David E. Talbert
Writer, director and Academy member David E. Talbert has directed films like Almost Christmas, El Camino Christmas and Jingle Jangle: A Christmas Journey, which debuts on Netflix Nov. 13.
Growing up in a Holiness Church, there was no better theater than the church sisters who started shouting and their purse fell and they stopped shouting to get their purse and make sure nobody was getting their money. There’s no better theater than the Black church in the most beautiful way. That was my introduction to the study of people, of characters, the study of words. My great-grandmother, Pastor Annie Mae Woods, was my heart. The words that she spoke moved people, touched people and in many ways changed people’s lives. That was my first entry.
I’m a writer who directs. Everything with me is about the written word. I direct because I don’t know if there’s anyone who could bring these characters to life better. But I’m a writer.
As a kid, I would watch Willy Wonka & the Chocolate Factory, Chitty Chitty Bang Bang and Dr. Doolittle—all the originals—on television. Every Thanksgiving we watched those, and I couldn’t wait for Thanksgiving to come around again. Every time Willy Wonka came on, it piqued my sense of imagination. It just stayed with me: the spectacle of it and how good it made me feel as a child. And I always wanted to create one of my own that could give that same kind of feeling to the world.
I started writing [Jingle Jangle: A Christmas Journey] in 1997. It’s the third movie in a trilogy. Almost Christmas was originally called A Meyers Thanksgiving, and the studio asked me to make it a Christmas movie. The second one, El Camino Christmas, was called El Camino, and they changed the title two weeks before it came out. And then this one was called Jingle Jangle and Netflix changed it to Jingle Jangle: A Christmas Journey.
My inner child needed this film. The child in grown folks needs this film, too. I think that there’s so much fighting to snatch the innocence and imagination and the wonder out of children. So for me, this an opportunity to give it back in a wholesome, imaginative way. Especially with what’s going on with the racial unrest and political unrest and the pandemic, I think the world needs permission to sing again, to laugh again, to rejoice again as a community. And this film, by having Black characters at the center of it, gives us a chance to normalize people of color in these worlds of wonder, and connect us all through song, the universal language.
How the Grinch Stole Christmas
The throughline of my stories is that all people that do good things aren’t necessarily good people, and all people that do bad things aren’t necessarily bad people. The story of redemption at the heart of this movie … All this mean old Mr. Grinch needed was somebody who cared enough to give him a gift—and his heart just expanded. Thematically, growing up in the church, stories of redemption just moved me. This one just moved me because that character is someone that I really connected to. This little Black boy from D.C. felt connected to this furry green animated character because of his heart. That one’s probably my favorite.

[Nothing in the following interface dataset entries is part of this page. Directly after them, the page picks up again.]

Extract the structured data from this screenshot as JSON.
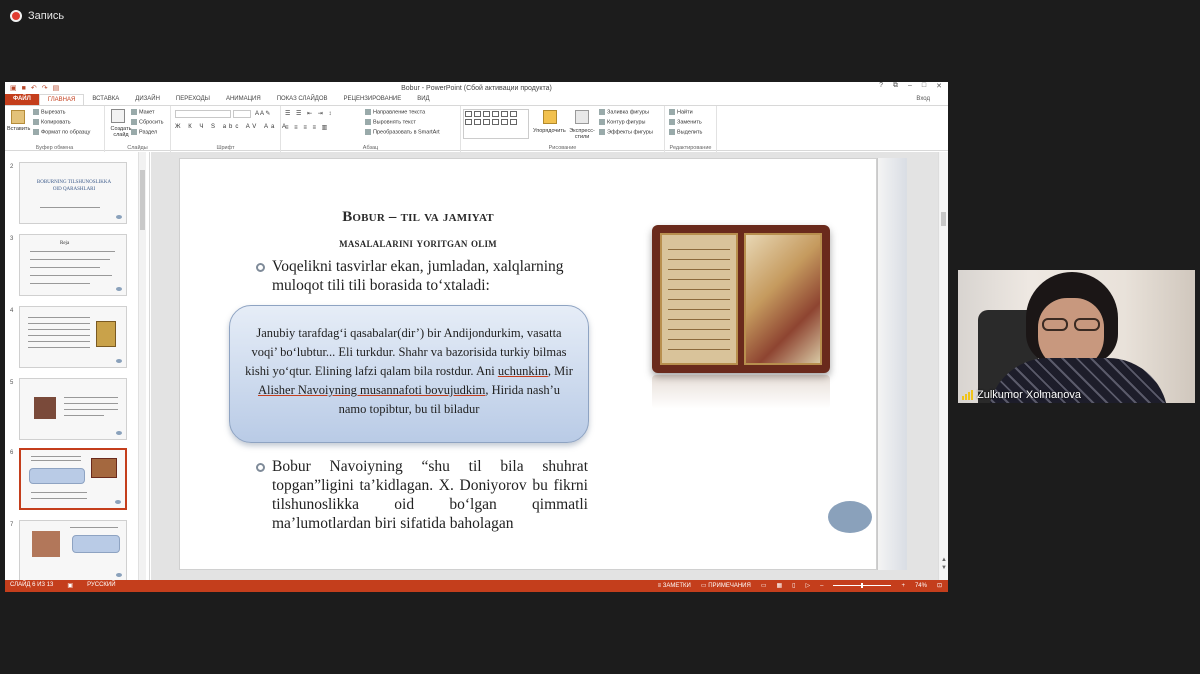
{
  "recording": {
    "label": "Запись"
  },
  "window": {
    "title": "Bobur - PowerPoint (Сбой активации продукта)",
    "controls": [
      "?",
      "⧉",
      "–",
      "□",
      "✕"
    ],
    "signin": "Вход"
  },
  "ribbon": {
    "tabs": [
      "ФАЙЛ",
      "ГЛАВНАЯ",
      "ВСТАВКА",
      "ДИЗАЙН",
      "ПЕРЕХОДЫ",
      "АНИМАЦИЯ",
      "ПОКАЗ СЛАЙДОВ",
      "РЕЦЕНЗИРОВАНИЕ",
      "ВИД"
    ],
    "clipboard": {
      "paste": "Вставить",
      "cut": "Вырезать",
      "copy": "Копировать",
      "format": "Формат по образцу",
      "label": "Буфер обмена"
    },
    "slides": {
      "new": "Создать слайд",
      "layout": "Макет",
      "reset": "Сбросить",
      "section": "Раздел",
      "label": "Слайды"
    },
    "font": {
      "label": "Шрифт"
    },
    "paragraph": {
      "direction": "Направление текста",
      "align": "Выровнять текст",
      "smartart": "Преобразовать в SmartArt",
      "label": "Абзац"
    },
    "drawing": {
      "arrange": "Упорядочить",
      "styles": "Экспресс-стили",
      "fill": "Заливка фигуры",
      "outline": "Контур фигуры",
      "effects": "Эффекты фигуры",
      "label": "Рисование"
    },
    "editing": {
      "find": "Найти",
      "replace": "Заменить",
      "select": "Выделить",
      "label": "Редактирование"
    }
  },
  "thumbnails": [
    {
      "num": "2",
      "title": "BOBURNING TILSHUNOSLIKKA OID QARASHLARI"
    },
    {
      "num": "3",
      "title": "Reja"
    },
    {
      "num": "4",
      "title": ""
    },
    {
      "num": "5",
      "title": ""
    },
    {
      "num": "6",
      "title": ""
    },
    {
      "num": "7",
      "title": ""
    }
  ],
  "slide": {
    "title_line1": "Bobur – til va jamiyat",
    "title_line2": "masalalarini yoritgan olim",
    "bullet1": "Voqelikni tasvirlar ekan, jumladan, xalqlarning muloqot tili tili borasida to‘xtaladi:",
    "quote_part1": "Janubiy tarafdag‘i qasabalar(dir’) bir Andijondurkim, vasatta voqi’ bo‘lubtur... Eli turkdur. Shahr va bazorisida  turkiy bilmas kishi yo‘qtur. Elining lafzi qalam bila rostdur. Ani ",
    "quote_u1": "uchunkim",
    "quote_part2": ", Mir ",
    "quote_u2": "Alisher Navoiyning musannafoti bovujudkim",
    "quote_part3": ", Hirida nash’u namo topibtur, bu til biladur",
    "bullet2": "Bobur Navoiyning “shu til bila shuhrat topgan”ligini ta’kidlagan. X. Doniyorov bu fikrni tilshunoslikka oid bo‘lgan qimmatli ma’lumotlardan biri sifatida baholagan"
  },
  "status": {
    "slide_info": "СЛАЙД 6 ИЗ 13",
    "language": "РУССКИЙ",
    "notes": "ЗАМЕТКИ",
    "comments": "ПРИМЕЧАНИЯ",
    "zoom": "74%"
  },
  "participant": {
    "name": "Zulkumor Xolmanova"
  },
  "colors": {
    "accent": "#c43e1c",
    "quote_fill": "#b9cbe6",
    "oval": "#8aa1bb"
  }
}
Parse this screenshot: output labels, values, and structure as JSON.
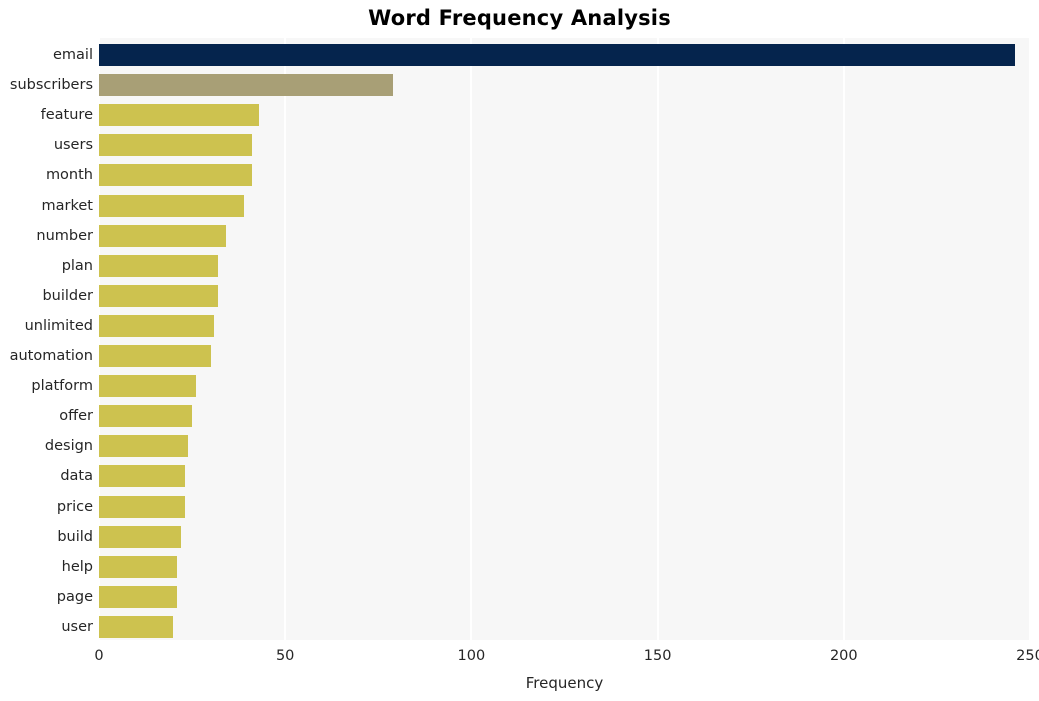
{
  "chart_data": {
    "type": "bar",
    "orientation": "horizontal",
    "title": "Word Frequency Analysis",
    "xlabel": "Frequency",
    "ylabel": "",
    "xlim": [
      0,
      250
    ],
    "xticks": [
      0,
      50,
      100,
      150,
      200,
      250
    ],
    "xticklabels": [
      "0",
      "50",
      "100",
      "150",
      "200",
      "250"
    ],
    "grid": true,
    "grid_axis": "x",
    "legend": null,
    "categories": [
      "email",
      "subscribers",
      "feature",
      "users",
      "month",
      "market",
      "number",
      "plan",
      "builder",
      "unlimited",
      "automation",
      "platform",
      "offer",
      "design",
      "data",
      "price",
      "build",
      "help",
      "page",
      "user"
    ],
    "values": [
      246,
      79,
      43,
      41,
      41,
      39,
      34,
      32,
      32,
      31,
      30,
      26,
      25,
      24,
      23,
      23,
      22,
      21,
      21,
      20
    ],
    "bar_colors": [
      "#05244d",
      "#a89f76",
      "#cdc24f",
      "#cdc24f",
      "#cdc24f",
      "#cdc24f",
      "#cdc24f",
      "#cdc24f",
      "#cdc24f",
      "#cdc24f",
      "#cdc24f",
      "#cdc24f",
      "#cdc24f",
      "#cdc24f",
      "#cdc24f",
      "#cdc24f",
      "#cdc24f",
      "#cdc24f",
      "#cdc24f",
      "#cdc24f"
    ],
    "plot_background": "#f7f7f7",
    "grid_color": "#ffffff",
    "figure_background": "#ffffff",
    "text_color": "#262626"
  }
}
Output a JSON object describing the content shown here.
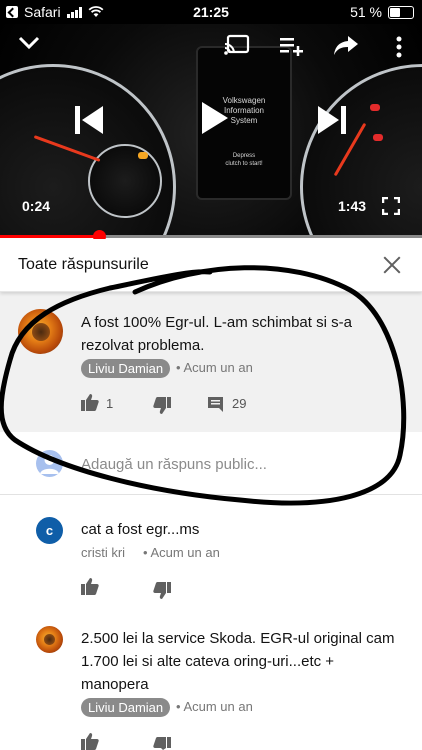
{
  "status_bar": {
    "back_app": "Safari",
    "time": "21:25",
    "battery": "51 %",
    "battery_level": 0.51
  },
  "video": {
    "current_time": "0:24",
    "duration": "1:43",
    "progress": 0.235,
    "screen_text": [
      "Volkswagen",
      "Information",
      "System"
    ],
    "screen_subtext": [
      "Depress",
      "clutch to start!"
    ]
  },
  "replies_panel": {
    "title": "Toate răspunsurile"
  },
  "parent_comment": {
    "text_line1": "A fost 100% Egr-ul. L-am schimbat si s-a",
    "text_line2": "rezolvat problema.",
    "author": "Liviu Damian",
    "time": "• Acum un an",
    "likes": "1",
    "replies": "29"
  },
  "reply_box": {
    "placeholder": "Adaugă un răspuns public..."
  },
  "replies": [
    {
      "avatar_letter": "c",
      "text": "cat a fost egr...ms",
      "author": "cristi kri",
      "time": "• Acum un an"
    },
    {
      "text_line1": "2.500 lei la service Skoda. EGR-ul original cam",
      "text_line2": "1.700 lei si alte cateva oring-uri...etc +",
      "text_line3": "manopera",
      "author": "Liviu Damian",
      "time": "• Acum un an"
    }
  ]
}
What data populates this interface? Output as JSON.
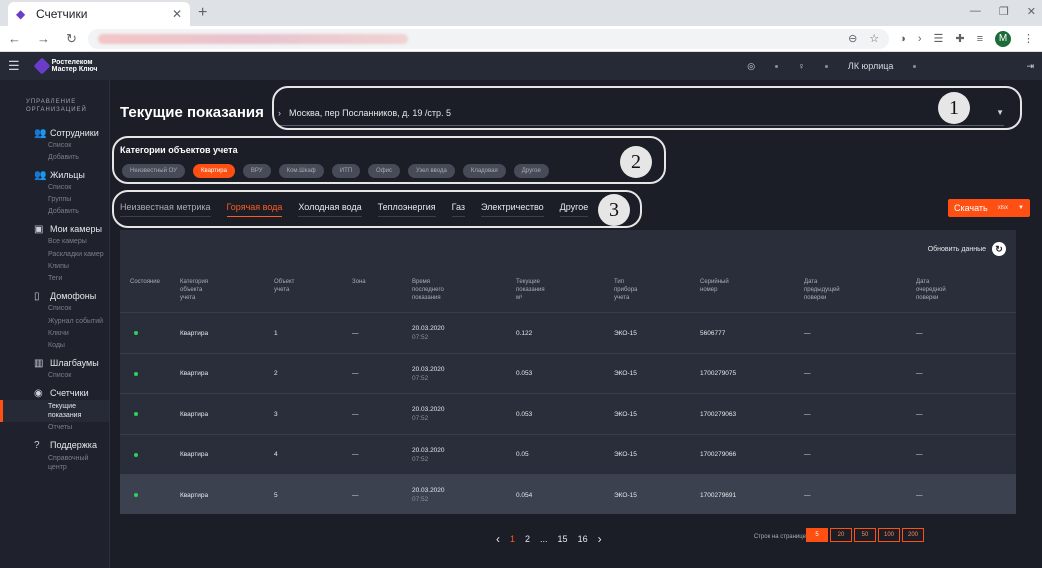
{
  "browser": {
    "tab_title": "Счетчики",
    "tab_close": "✕",
    "new_tab": "+",
    "win_controls": [
      "—",
      "❐",
      "✕"
    ],
    "back": "←",
    "forward": "→",
    "reload": "↻",
    "profile_initial": "M"
  },
  "header": {
    "logo_line1": "Ростелеком",
    "logo_line2": "Мастер Ключ",
    "account": "ЛК юрлица"
  },
  "sidebar": {
    "title": "УПРАВЛЕНИЕ ОРГАНИЗАЦИЕЙ",
    "sections": [
      {
        "label": "Сотрудники",
        "icon": "users-icon",
        "glyph": "👥",
        "items": [
          "Список",
          "Добавить"
        ]
      },
      {
        "label": "Жильцы",
        "icon": "residents-icon",
        "glyph": "👥",
        "items": [
          "Список",
          "Группы",
          "Добавить"
        ]
      },
      {
        "label": "Мои камеры",
        "icon": "camera-icon",
        "glyph": "▣",
        "items": [
          "Все камеры",
          "Раскладки камер",
          "Клипы",
          "Теги"
        ]
      },
      {
        "label": "Домофоны",
        "icon": "intercom-icon",
        "glyph": "▯",
        "items": [
          "Список",
          "Журнал событий",
          "Ключи",
          "Коды"
        ]
      },
      {
        "label": "Шлагбаумы",
        "icon": "barrier-icon",
        "glyph": "▥",
        "items": [
          "Список"
        ]
      },
      {
        "label": "Счетчики",
        "icon": "eye-icon",
        "glyph": "◉",
        "items": [
          "Текущие показания",
          "Отчеты"
        ],
        "active_item": "Текущие показания"
      },
      {
        "label": "Поддержка",
        "icon": "help-icon",
        "glyph": "?",
        "items": [
          "Справочный центр"
        ]
      }
    ]
  },
  "page": {
    "title": "Текущие показания",
    "address": "Москва, пер Посланников, д. 19 /стр. 5",
    "annotations": [
      "1",
      "2",
      "3"
    ],
    "categories_title": "Категории объектов учета",
    "categories": [
      "Неизвестный ОУ",
      "Квартира",
      "ВРУ",
      "Ком.Шкаф",
      "ИТП",
      "Офис",
      "Узел ввода",
      "Кладовая",
      "Другое"
    ],
    "active_category": "Квартира",
    "metric_tabs": [
      "Неизвестная метрика",
      "Горячая вода",
      "Холодная вода",
      "Теплоэнергия",
      "Газ",
      "Электричество",
      "Другое"
    ],
    "active_metric": "Горячая вода",
    "download_label": "Скачать",
    "download_format": "xlsx",
    "refresh_label": "Обновить данные"
  },
  "table": {
    "headers": [
      "Состояние",
      "Категория\nобъекта\nучета",
      "Объект\nучета",
      "Зона",
      "Время\nпоследнего\nпоказания",
      "Текущие\nпоказания\nм³",
      "Тип\nприбора\nучета",
      "Серийный\nномер",
      "Дата\nпредыдущей\nповерки",
      "Дата\nочередной\nповерки"
    ],
    "rows": [
      {
        "category": "Квартира",
        "object": "1",
        "zone": "—",
        "date": "20.03.2020",
        "time": "07:52",
        "value": "0.122",
        "type": "ЭКО-15",
        "serial": "5606777",
        "prev": "—",
        "next": "—"
      },
      {
        "category": "Квартира",
        "object": "2",
        "zone": "—",
        "date": "20.03.2020",
        "time": "07:52",
        "value": "0.053",
        "type": "ЭКО-15",
        "serial": "1700279075",
        "prev": "—",
        "next": "—"
      },
      {
        "category": "Квартира",
        "object": "3",
        "zone": "—",
        "date": "20.03.2020",
        "time": "07:52",
        "value": "0.053",
        "type": "ЭКО-15",
        "serial": "1700279063",
        "prev": "—",
        "next": "—"
      },
      {
        "category": "Квартира",
        "object": "4",
        "zone": "—",
        "date": "20.03.2020",
        "time": "07:52",
        "value": "0.05",
        "type": "ЭКО-15",
        "serial": "1700279066",
        "prev": "—",
        "next": "—"
      },
      {
        "category": "Квартира",
        "object": "5",
        "zone": "—",
        "date": "20.03.2020",
        "time": "07:52",
        "value": "0.054",
        "type": "ЭКО-15",
        "serial": "1700279691",
        "prev": "—",
        "next": "—"
      }
    ]
  },
  "pagination": {
    "pages": [
      "1",
      "2",
      "...",
      "15",
      "16"
    ],
    "current": "1",
    "prev": "‹",
    "next": "›",
    "per_page_label": "Строк на странице",
    "sizes": [
      "5",
      "20",
      "50",
      "100",
      "200"
    ],
    "active_size": "5"
  },
  "colors": {
    "accent": "#ff4f12",
    "status_ok": "#2ed15a",
    "panel": "#2a2e3a"
  }
}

A Charlie Brown Christmas
The thing that moved me about this was the Christmas play that Charlie Brown put on and that nobody was feeling him or anything he was doing, and he had blown the chance of his Christmas tree, and he got that little branch and he wrapped it around. And again, it’s a Bible story: the parable of the person who had a little and he got a lot. And Charlie Brown made this little thing into a lot. It moved me. And then, when he put on his church play and he was telling the story of the nativity scene, it reminded me of the very bad Christmas plays that we would put on in church, where I would play a Christmas tree, and nobody remembered their lines, and someone would always scream at my church, “That’s all right, baby. Let the Lord use you.” So again, that reminded me of growing up in the church. It was more spiritual than I would have expected from mainstream animation. It was really a spiritual kind of God-centered piece. And so that connected me to it as a child.
A Christmas Carol
This guy is visited by an angel who takes him on this journey of his life. And again, that kind of spiritual thing of being able to get outside of yourself and see your life through a different prism … It felt like another Bible story to me. I was fascinated by it.
It’s a Wonderful Life
The idea again is someone questioning: What would my life have been if I were never born? And you get a chance to see how many people you’ve touched and how valuable you really are and the impact you’ve made. Even though you may judge yourself based on finances or status in the community, you have no idea the lives you’ve touched and what you mean to people and what your absence would mean to people. And that moved me in that way.
A Christmas Story
A Christmas Story is just good old-fashioned fun. That shit is just funny. I thought that the storytelling, the narration, the literary stylings were some of the most masterful out there. I remember it piqued my curiosity, just how verbose and how poetic and beautiful and lyrical the narration was throughout. And then just how dysfunctional [the characters] were. This reminded me of a Black family. These bad-ass kids, the father always cussing … When Ralphie’s tongue gets stuck on [the pole]. It just has these really iconic set pieces, and I just thought it was masterfully done. It’s one that, if it comes on, I will never turn it off. I could play it a million times. I almost know all the lines and I know what’s coming. It’s the bomb.